What’s in a name? I’d say quite a bit. Like the hopes of a father. The man I met was a man determined to live up to his name.
May 4th, 2012 § Leave a Comment
Junior Seau 1969-2012
News broke Wednesday that Junior Seau was found dead in his Oceanside, CA home. The first reports placed the cause of death as an apparent self-inflicted gunshot wound. Those reports have since been confirmed. Junior Seau was 43 years old.
On a football field, there are high profile positions. Quarterback being the highest. Wide receivers and running backs get a lot of love. They move the rock; they score TDs. The defensive ends get noticed for sacking QBs. Even corners and safeties on occasion pick a ball, and get that “high-steppin” spotlight. The middle linebacker, not so much. They are usually the first in a gang tackle, lost in the cluttered, pile somewhere near the line of scrimmage. Their names, though, their names are some of the most iconic names in football: Nitschke, Butkus, Lambert, Singletary. Not glamorous, but revered. They are the Quarterbacks of the defense. The leader. The anchor. And when there is a good defense, you can pretty much bank there’s a good middle linebacker holding it down. And for twenty NFL seasons, Junior Seau was one of the best.
What possesses a man to take his own life? Even more, what possesses a man like Junior Seau to take his own life? The unthinkable is so common place that the rest of us barely stutter a step. “Nothing to see here. Just keep moving.” With hardly a moment’s ponder, we dial up a conclusion – simple and far removed from our own stories. Hurry, reconnect the loop, man; get the reel spinning. Just keep moving.
I hope the news of Junior Seau stops you in your tracks.
May 2nd, 2012 § Leave a Comment
Look, I’m not saying I get that first thing. I’ve already divulged that I’ve dragged my wife through my darkness. Then there’s the selfish, self-centeredness. Before we married, my wife noticed that I always managed to will my way at the local Blockbuster. “We’d always end up getting something you wanted to watch. I really wondered if I could deal with that kind of selfishness.” “But, but … my choices were better … I was only trying to help.” We still watch a lot of Sportscenter. Yeah, I do dominate that remote … like all the time. Okay, right. I am very opinionated – often bullish about it. It does genuinely surprise me when I am wrong, which ought to mean that I’m frequently surprised. I am not. And that, my friends points to a serious gap in self-awareness. Who I think I am looks about as much like who I really am as Denzel Washington looks like Martin Lawrence. Not the most affectionate guy in the world. Slow to the trigger with words of affection or praise. And a down right bad gift giver. One Christmas I gave her a set of steak knives, okay! There I said it. If the first thing in loving my kids is loving their mother, I’m still not breaking even at the first thing.
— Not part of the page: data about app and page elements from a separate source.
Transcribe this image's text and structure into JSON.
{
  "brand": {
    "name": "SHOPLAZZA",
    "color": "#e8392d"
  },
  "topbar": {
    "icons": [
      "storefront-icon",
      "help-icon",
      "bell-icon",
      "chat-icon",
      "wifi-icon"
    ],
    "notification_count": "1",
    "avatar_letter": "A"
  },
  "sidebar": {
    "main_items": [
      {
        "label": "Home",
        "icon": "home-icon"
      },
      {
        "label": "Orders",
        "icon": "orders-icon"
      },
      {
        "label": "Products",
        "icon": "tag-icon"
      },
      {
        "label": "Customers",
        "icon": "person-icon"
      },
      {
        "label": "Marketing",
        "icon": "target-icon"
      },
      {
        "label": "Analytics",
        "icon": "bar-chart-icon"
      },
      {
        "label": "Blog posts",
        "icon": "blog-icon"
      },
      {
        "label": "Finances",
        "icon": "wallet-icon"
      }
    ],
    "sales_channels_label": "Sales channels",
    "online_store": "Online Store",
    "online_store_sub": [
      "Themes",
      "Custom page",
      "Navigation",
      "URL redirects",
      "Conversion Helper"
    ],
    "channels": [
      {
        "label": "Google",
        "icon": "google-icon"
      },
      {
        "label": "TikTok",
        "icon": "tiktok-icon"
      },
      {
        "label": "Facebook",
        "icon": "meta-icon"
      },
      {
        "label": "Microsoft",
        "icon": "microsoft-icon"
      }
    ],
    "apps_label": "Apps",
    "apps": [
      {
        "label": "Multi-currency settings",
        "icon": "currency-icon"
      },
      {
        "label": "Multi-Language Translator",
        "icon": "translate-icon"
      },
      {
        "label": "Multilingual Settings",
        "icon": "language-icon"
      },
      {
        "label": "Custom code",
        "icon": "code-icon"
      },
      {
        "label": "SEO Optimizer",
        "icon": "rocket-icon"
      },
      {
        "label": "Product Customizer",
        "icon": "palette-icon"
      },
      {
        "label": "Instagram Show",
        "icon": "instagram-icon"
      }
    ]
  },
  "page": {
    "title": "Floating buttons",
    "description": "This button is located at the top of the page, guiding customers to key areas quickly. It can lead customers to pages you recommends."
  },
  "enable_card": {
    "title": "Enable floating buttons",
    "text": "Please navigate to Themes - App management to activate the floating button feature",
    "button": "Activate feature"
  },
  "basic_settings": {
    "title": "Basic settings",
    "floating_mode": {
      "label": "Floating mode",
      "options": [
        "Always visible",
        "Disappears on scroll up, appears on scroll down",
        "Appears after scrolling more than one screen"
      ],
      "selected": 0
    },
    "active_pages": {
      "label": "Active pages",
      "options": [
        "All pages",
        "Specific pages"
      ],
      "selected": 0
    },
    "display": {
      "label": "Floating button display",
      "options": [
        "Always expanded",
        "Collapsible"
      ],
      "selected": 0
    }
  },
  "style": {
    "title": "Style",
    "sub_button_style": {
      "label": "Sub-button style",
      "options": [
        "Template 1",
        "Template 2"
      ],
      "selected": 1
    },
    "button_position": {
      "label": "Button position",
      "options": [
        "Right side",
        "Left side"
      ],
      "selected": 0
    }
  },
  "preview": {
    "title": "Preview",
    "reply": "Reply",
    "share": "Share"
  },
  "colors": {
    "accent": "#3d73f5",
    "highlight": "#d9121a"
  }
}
All I’m saying is I believe they’re connected: Your love for your kids and your love for their mother. It “sets the table.” It’s the source, the foundation. The kids get an orientation to relationship. And from the love between you and their mother radiates out the love for them. Think about it: How many couples who love one another, end up hating their kids? Can’t think of too many, right? Now think about this: How many men would accept another man raising their kids while they are still alive? Not many. But those very same men, who would otherwise consider the proposition unimaginable, routinely let this happen to get away from the woman they’ve grown to disdain. The belief that we can by-pass that first relationship without affecting the second is wrong.
What I’m saying is this: You want to love your kids? Love their mom. It’s not easy, I know. I certainly haven’t gotten it right. It’s not too late for me though. With help, I can do it. Big or small every little step counts. For those who seek it, there’s always hope. Even for someone as lost as me.